This document describes the facilities in WHAT for performing challenge adjudications, especially in a tournament situation.
For about ten years, WHAT was a sold program, but as of January, 2015, it is a free program.
We now accept donations to support this software.
The WHAT program is available at no cost for downloading. It currently runs on on Microsoft Windows operating systems. We hope to also offer it on smart phones, especially on Androids at first.
Version 2.2 of WHAT comes with current the lexicons for adjudicating challenges. Assuming that is what you will be wanting, you can skip the remainder of this section.
When using WHAT only for challenge adjudications
in a tournament setting, you can ignore much of the available controls in
the WHAT window, including the menus.
One section of the window which may be of use is in the upper right, where
there is a set of tabs. One of those tabs is dedicated to the control of
which lexicons are involved in both anagramming and in challenges.
To see the current settings and to change them, click on the
Lexicons tab, and then click on the
WHAT is controlled mostly using a command line

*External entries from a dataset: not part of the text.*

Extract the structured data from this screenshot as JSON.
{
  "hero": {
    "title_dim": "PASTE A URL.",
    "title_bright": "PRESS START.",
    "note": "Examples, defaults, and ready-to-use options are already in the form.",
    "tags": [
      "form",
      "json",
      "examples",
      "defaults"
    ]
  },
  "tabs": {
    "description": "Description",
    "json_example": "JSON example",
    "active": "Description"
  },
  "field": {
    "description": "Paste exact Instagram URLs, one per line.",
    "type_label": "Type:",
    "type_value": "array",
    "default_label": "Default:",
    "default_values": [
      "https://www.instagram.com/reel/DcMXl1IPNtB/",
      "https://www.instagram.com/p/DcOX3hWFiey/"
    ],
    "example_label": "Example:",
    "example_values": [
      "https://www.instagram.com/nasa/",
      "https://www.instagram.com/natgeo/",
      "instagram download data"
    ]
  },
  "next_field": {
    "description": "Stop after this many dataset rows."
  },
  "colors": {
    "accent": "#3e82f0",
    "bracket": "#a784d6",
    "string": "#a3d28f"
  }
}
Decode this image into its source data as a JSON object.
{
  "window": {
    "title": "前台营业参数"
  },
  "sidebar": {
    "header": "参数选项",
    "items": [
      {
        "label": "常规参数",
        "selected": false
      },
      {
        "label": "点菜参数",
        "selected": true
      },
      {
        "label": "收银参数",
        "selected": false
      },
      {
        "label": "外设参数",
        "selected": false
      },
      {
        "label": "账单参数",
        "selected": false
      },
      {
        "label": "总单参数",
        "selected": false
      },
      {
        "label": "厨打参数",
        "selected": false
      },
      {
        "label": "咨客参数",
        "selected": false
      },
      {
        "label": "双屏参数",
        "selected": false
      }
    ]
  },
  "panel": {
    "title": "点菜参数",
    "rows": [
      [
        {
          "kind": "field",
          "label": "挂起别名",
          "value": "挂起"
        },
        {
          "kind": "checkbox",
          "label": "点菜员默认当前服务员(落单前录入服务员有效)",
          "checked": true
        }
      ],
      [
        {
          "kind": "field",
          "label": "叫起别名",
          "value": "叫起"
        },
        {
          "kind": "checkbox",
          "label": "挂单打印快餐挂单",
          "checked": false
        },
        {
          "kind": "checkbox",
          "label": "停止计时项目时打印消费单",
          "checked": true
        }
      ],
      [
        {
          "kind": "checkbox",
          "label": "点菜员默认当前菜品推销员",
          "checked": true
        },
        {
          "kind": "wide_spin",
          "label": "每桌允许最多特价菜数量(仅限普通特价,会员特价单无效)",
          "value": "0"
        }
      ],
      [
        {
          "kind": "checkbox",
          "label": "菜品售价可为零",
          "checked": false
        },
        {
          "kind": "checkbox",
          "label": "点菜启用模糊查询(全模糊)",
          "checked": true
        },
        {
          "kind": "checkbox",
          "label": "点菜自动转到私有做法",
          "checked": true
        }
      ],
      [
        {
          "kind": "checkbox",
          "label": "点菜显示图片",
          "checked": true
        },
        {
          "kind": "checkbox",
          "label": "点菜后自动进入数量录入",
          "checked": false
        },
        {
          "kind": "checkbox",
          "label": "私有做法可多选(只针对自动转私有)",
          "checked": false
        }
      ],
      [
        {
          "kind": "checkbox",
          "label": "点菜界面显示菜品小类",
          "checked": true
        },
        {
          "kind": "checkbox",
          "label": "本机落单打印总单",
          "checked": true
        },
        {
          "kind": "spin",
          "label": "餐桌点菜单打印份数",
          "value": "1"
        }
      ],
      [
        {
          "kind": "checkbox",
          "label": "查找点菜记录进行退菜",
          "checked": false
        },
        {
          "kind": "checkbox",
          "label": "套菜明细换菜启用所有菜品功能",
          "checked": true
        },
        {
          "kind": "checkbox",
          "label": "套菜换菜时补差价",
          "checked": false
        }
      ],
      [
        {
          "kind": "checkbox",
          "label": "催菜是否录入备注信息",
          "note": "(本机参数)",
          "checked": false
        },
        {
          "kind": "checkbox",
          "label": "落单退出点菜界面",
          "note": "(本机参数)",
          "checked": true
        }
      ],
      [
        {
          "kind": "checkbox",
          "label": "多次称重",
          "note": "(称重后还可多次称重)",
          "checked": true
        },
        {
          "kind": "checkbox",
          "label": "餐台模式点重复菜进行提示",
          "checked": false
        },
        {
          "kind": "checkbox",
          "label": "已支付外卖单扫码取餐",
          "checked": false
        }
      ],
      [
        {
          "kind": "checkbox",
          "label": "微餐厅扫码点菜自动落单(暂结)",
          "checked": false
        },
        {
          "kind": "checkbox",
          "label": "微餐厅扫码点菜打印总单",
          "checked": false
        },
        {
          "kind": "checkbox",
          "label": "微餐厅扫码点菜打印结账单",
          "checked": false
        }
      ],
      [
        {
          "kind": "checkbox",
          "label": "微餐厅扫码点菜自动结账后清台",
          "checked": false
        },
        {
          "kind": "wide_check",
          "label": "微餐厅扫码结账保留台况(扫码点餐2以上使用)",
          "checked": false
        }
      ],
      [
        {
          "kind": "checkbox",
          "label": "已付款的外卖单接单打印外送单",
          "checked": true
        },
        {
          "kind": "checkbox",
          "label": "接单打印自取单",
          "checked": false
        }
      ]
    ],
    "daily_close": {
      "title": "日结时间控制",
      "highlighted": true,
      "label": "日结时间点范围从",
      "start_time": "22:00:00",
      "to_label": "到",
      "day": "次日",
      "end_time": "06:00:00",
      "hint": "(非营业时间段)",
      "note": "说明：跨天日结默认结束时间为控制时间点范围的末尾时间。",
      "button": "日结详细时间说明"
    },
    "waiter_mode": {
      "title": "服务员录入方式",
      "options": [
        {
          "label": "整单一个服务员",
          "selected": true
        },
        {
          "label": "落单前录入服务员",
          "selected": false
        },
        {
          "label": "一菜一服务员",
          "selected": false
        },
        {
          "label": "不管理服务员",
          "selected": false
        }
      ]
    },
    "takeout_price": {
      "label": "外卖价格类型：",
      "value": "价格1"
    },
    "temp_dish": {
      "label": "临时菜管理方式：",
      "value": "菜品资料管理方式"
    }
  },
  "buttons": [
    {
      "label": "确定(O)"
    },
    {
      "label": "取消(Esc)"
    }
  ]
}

interface, and there is a graphical user interface (GUI) to help you
construct these commands. Commands are typed into the program
in the black portion of the screen, which is called the workspace.
is waiting for you to type a new command, it prompts with:
You are then expected to type a command on that very line following the
prompt. The typical use of the program
is to type single-line commands terminated by
pressing the Enter key.
If there is some error in your command, when you
have pressed Enter,
you will see an error message in the workspace, and
you will often see the first offending character colored red.
When using the program for challenge adjudications in a tourney setting, there is a small repertoire of commands you need to know in order to set up the program, and these will be covered below. The players using the program will not be using the command line interface. They will be typing into a Challenge Dialog which describes how to use it.
As the person setting up the program, you should be aware that pressing the Backspace key will erase the most recently typed-in character, and the cursor is moved to the left by one character. There are several other editing characters, but this one is the only one that is essential for you to know.
When you use WHAT in a club environment, it will likely be both for adjudicating challenges and also for doing game postmortems. However, in a tournament situation, the program will be constrained to operate only in the Challenge Dialog.
In the club environment, when you are using the program interactively and are dealing with the anagramming facilities, you can bring up the Challenge Dialog in many different ways:
The Challenge Dialog explains a few options of how to provide words to be adjudicated and how to get back to other WHAT use. Pressing Esc is the easiest way.
WHAT can be made to default to making a file of challenged words on specified days of the week and at specified times. You can override the default via the File menu or with the commands:
|/+RC||-||turn on the recording of challenged words for other than tourney adjudications|
|/-RC||-||turn off the recording of challenged words for other than tourney adjudications|
The WHAT initialization file (such as what2.ini), specifies the beginning of the path to use when creating such files.
When using the program other than in a tournament setting,
Without going into the Challenge Dialog,
WHAT can tell you whether an
individual word is acceptable in the primary and secondary lexicons:
When using this command, recording of the word is not done.
Here are some guidelines for using WHAT in a tourney setting. There is on-line help available from within the program -- pick Tourney Challenge Adjudications... from the Help menu to see the following text.
When using WHAT to perform tourney adjudications, all challenged words are recorded in a file by default. You can inhibit this by including a minus sign when bringing up the Challenge Dialog with a password.
When using the program to adjudicate in other than the tourney style, you can control when challenged words are recorded using commands +RC and -RC, as mentioned above. You can also set up the program to do this recording according to the day of the week and hours.
When recording of challenged words is being done, this is indicated in the header line of the Challenge Dialog, where you can see the name of the file where the words are placed (using uppercase). The program makes a file name based on the date, and there is a file name prefix which you can adjust. The date for the file name is what the date was six hours earlier. In this way a late night session yields one file of recorded challenges, as long as challenges stop getting made before 6 a.m.
The program comes with the file name prefix
as sc, and
therefore on September 23, 2014, the challenged words file
You can change the prefix via the dialog to create a new initialization file; that dialog can be invoked via the File menu.
This introductory material should be sufficient for you to make effective use of the basic facilities of WHAT to the extent of using it to adjudicate challenges. There are considerably more facilities, which you can read about in the "WHAT User Guide" and other documents.